If Giuseppe is motivated and interested in moving on so his Anger can deactivate, (and the mood in the car can return to excitement for the upcoming vacation), he can think about his thinking and challenge his current thoughts using another Tiny Tweak Technique called a Real-Time Rapid Thought Review which includes the following three questions.
Question #1 – Does the conflict I’m thinking about still exist? If not, this could be relatively easy. It’s over. No need to brew and stew. You can redirect your thoughts and move on.
In Giuseppe’s case, the driver who drove along the shoulder is long gone. The speed of the traffic has returned to normal. By asking himself this specific question, it may be just what he needs to put the incident behind him.
Question #2 – Does focusing on the conflict currently support my desired outcomes and results? This question takes a degree of self-discipline and recognition we always have choices regarding what we choose to think about. If this answer is “No”, you can always revisit the conflict later, and temporarily move on.
If Giuseppe’s desired outcome, is he wants his family to enjoy the remaining time in the car and he wants to revel in the excitement of their upcoming vacation, then asking himself this question can help to redirect his thoughts and focus.
Question #3 – Am I willing and able to take action to address the conflict? This is where so much unnecessary drama and needless suffering occurs. People go on and on thinking negative thoughts about something without any intention of ever addressing the actual conflict. If you’re not willing or for some reason you are unable to act and address the conflict, move on.
If the first two questions aren’t enough to get Giuseppe back on track, then this third question might be particularly sobering.
In other words, Is he willing and able to pull over and report the incident to the local authorities? That answer is probably “No.”
Is he willing and able to lobby in Washington to increase the penalties and fines given to drivers who misuse the shoulder? This answer is probably also “No.”

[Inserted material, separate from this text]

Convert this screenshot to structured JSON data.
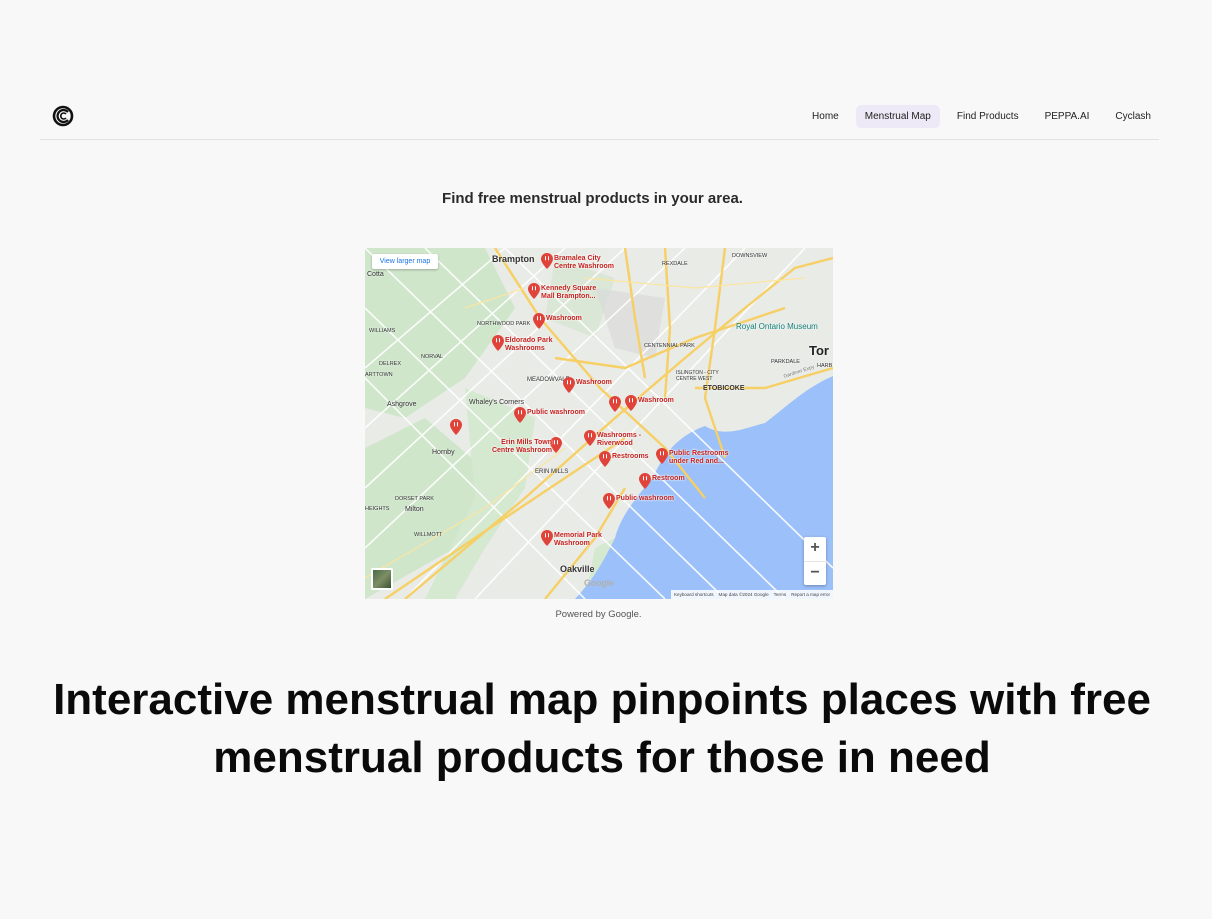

Okay, you get the idea. Based on these answers, he may be able, but he’s really not willing to take any action to address the conflict. So, he might as well let it go.
Next time your Anger is active and you’re having a hard time moving on, consider taking the time to Thinking about your Thinking and do a Real-Time Rapid Thought Review by asking yourself one or more of these questions.
Emotions activate in response to the thoughts you are thinking. By taking the time to Think about your Thinking, and by challenging your thoughts with a Real-Time Rapid Thought Review, it’s an opportunity to gain some additional self-awareness around the thoughts you are thinking that are causing your emotions to activate.
Conflict is part of life. Nobody is immune from conflict, and nobody is immune from experiencing unpleasant events. On those occasions when your interpretation of something causes your Anger to activate, the goal is to navigate the situation without adding any unnecessary drama and needless suffering!